test a revamped engine and, possibly, a carbon fibre chassis
Although prohibited by International Motorcycling Federation (FIM) rules to privately test the 800cc evolution, riders Rossi and Nicky Hayden are present in Jerez to give next year's 1000cc GP12 its first shakedown.
While the Ducati pair will not be sitting on the GP11 bike at this test, they can still glean some valuable information from the GP12 because, despite the difference in engine capacity, the direction of the development of the GP11 will be following the same path.
Word from inside the Ducati garage is that the team could receive the new GP11 frame at the start of the Estoril weekend and use the GP's practice sessions as testing time on the bike. If that is the case it will be interesting to see how the team perform over the course of that GP and test weekend.
The other factor in Ducati's advantage going into Estoril is the near four weeks that Rossi will have, following the postponement of the Japanese GP, to continue his recovery from a shoulder injury, which was not affected by his crashes in either qualifying practice or the race in Jerez.
There was another way in which the rain suited the Italian - the conditions of the track and tyres meant that everything went at a slower pace. The race was five minutes longer than usual and riders will have pushed a bit less and braked with less force throughout, reducing the pressure Rossi needed to put on his shoulder.
The conditions also helped Pedrosa
for whom race distance was looking a problem
following the revelation that he had numbness in his left arm after the Qatar race.
In the end, the Spaniard was able to take an important 20 points a day ahead of

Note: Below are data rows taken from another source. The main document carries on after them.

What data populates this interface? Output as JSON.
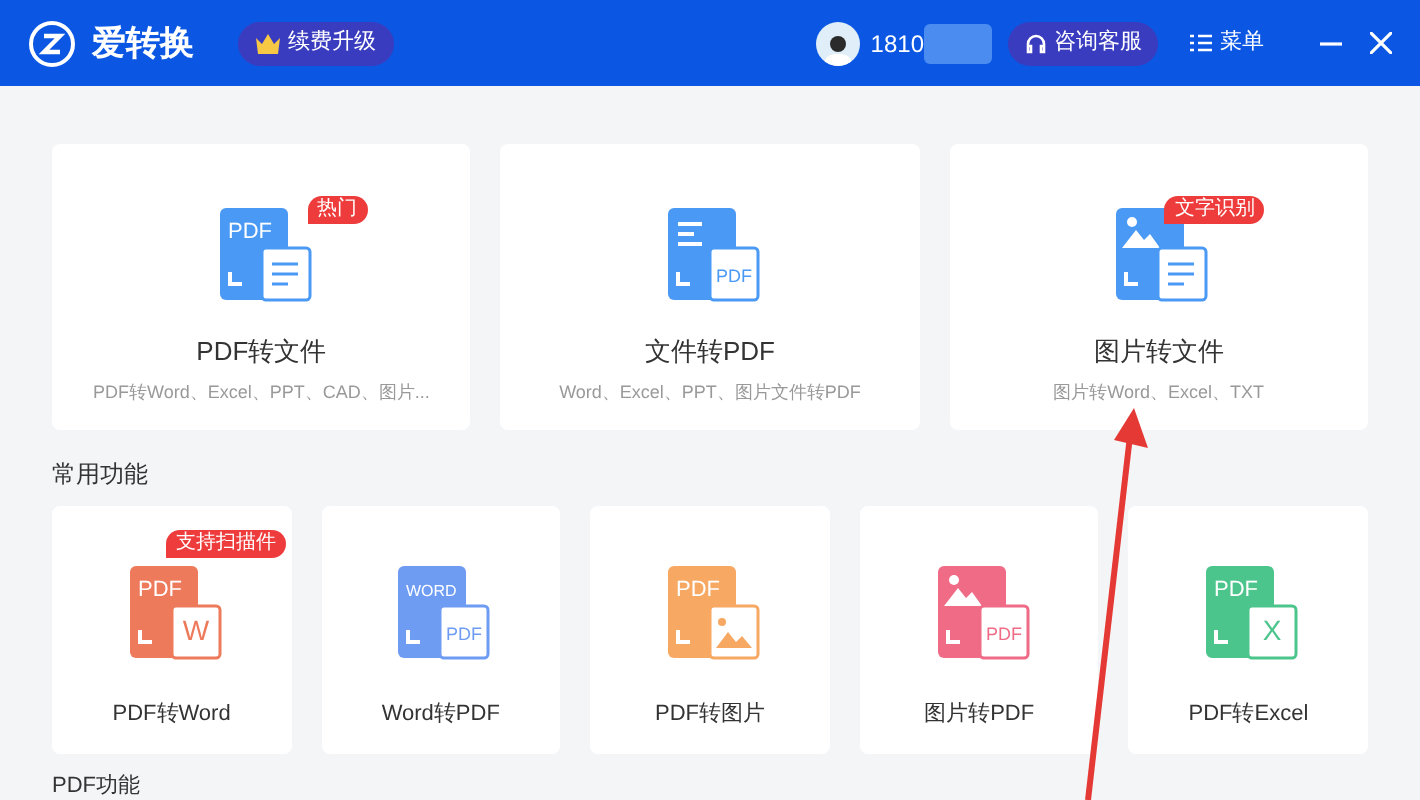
{
  "header": {
    "app_name": "爱转换",
    "upgrade_button": "续费升级",
    "user_phone": "1810",
    "support_button": "咨询客服",
    "menu_button": "菜单"
  },
  "main_tools": [
    {
      "title": "PDF转文件",
      "description": "PDF转Word、Excel、PPT、CAD、图片...",
      "badge": "热门",
      "icon": {
        "color": "#4a9af5",
        "top": {
          "kind": "text",
          "text": "PDF"
        },
        "overlay": {
          "kind": "doc"
        }
      }
    },
    {
      "title": "文件转PDF",
      "description": "Word、Excel、PPT、图片文件转PDF",
      "icon": {
        "color": "#4a9af5",
        "top": {
          "kind": "lines"
        },
        "overlay": {
          "kind": "text",
          "text": "PDF"
        }
      }
    },
    {
      "title": "图片转文件",
      "description": "图片转Word、Excel、TXT",
      "badge": "文字识别",
      "icon": {
        "color": "#4a9af5",
        "top": {
          "kind": "image"
        },
        "overlay": {
          "kind": "doc"
        }
      }
    }
  ],
  "common_section": {
    "title": "常用功能",
    "tools": [
      {
        "title": "PDF转Word",
        "badge": "支持扫描件",
        "icon": {
          "color": "#ee7a5c",
          "top": {
            "kind": "text",
            "text": "PDF"
          },
          "overlay": {
            "kind": "text",
            "text": "W"
          }
        }
      },
      {
        "title": "Word转PDF",
        "icon": {
          "color": "#6e9cf3",
          "top": {
            "kind": "text",
            "text": "WORD"
          },
          "overlay": {
            "kind": "text",
            "text": "PDF"
          }
        }
      },
      {
        "title": "PDF转图片",
        "icon": {
          "color": "#f7a862",
          "top": {
            "kind": "text",
            "text": "PDF"
          },
          "overlay": {
            "kind": "image"
          }
        }
      },
      {
        "title": "图片转PDF",
        "icon": {
          "color": "#ef6b86",
          "top": {
            "kind": "image"
          },
          "overlay": {
            "kind": "text",
            "text": "PDF"
          }
        }
      },
      {
        "title": "PDF转Excel",
        "icon": {
          "color": "#4cc58d",
          "top": {
            "kind": "text",
            "text": "PDF"
          },
          "overlay": {
            "kind": "text",
            "text": "X"
          }
        }
      }
    ]
  },
  "pdf_section": {
    "title": "PDF功能"
  }
}
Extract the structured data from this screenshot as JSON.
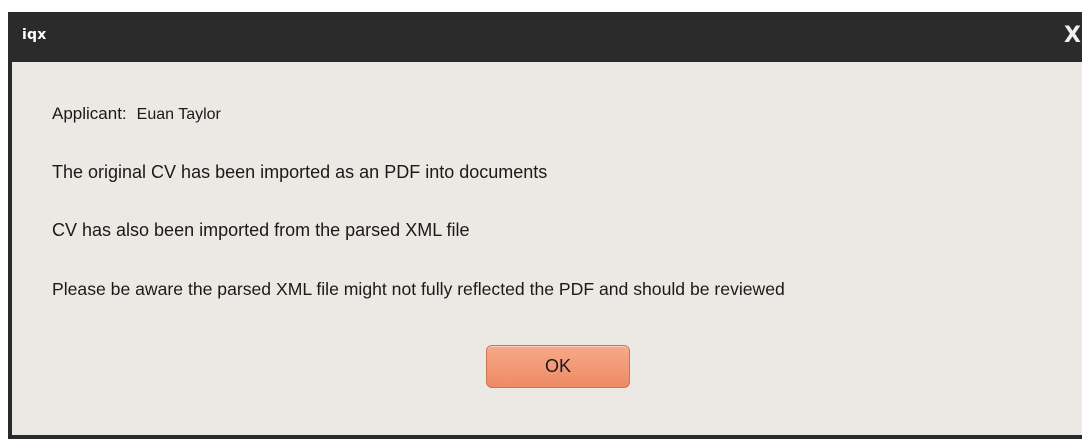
{
  "window": {
    "title": "iqx",
    "close_label": "X"
  },
  "dialog": {
    "applicant_label": "Applicant:",
    "applicant_name": "Euan Taylor",
    "messages": [
      "The original CV has been imported as an PDF into documents",
      "CV has also been imported from the parsed XML file",
      "Please be aware the parsed XML file might not fully reflected the PDF and should be reviewed"
    ],
    "ok_label": "OK"
  },
  "colors": {
    "titlebar": "#2b2b2b",
    "content_background": "#ece9e4",
    "ok_button": "#f39a78"
  }
}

from which he now has three weeks to recover before Estoril.
In a wet race it is a lottery as to who stays up and who goes down, but riders make their own luck.
It takes a lot to stay on track in those conditions and there should be praise for the likes of Hiroshi Aoyama, less than half a second off the podium, John Hopkins, finishing inside the top 10 despite not having ridden a MotoGP bike in two years, and rookie Cal Crutchlow, who although new to the Jerez circuit finished eighth after a crash saw him fall back from fifth.
Crutchlow's finish topped off a great day for the Brits in all classes, with Danny Kent and Taylor Mackenzie - both contesting their first full season in 125cc after a handful of wildcard entries last year - finishing an incredible fourth and fifth respectively in another race that saw lots of falls from podium positions.
In Moto2, Bradley Smith and Kev Coghlan, in only their second race in the class, finished a very respectable fourth and eighth respectively, with Smith having lead the race in the early stages. One thing is for sure, the Brits know how to ride in the rain!
However, despite everything else, the weekend belonged to Lorenzo. His cool riding earned him a first MotoGP win in the wet and the lead in the championship standings.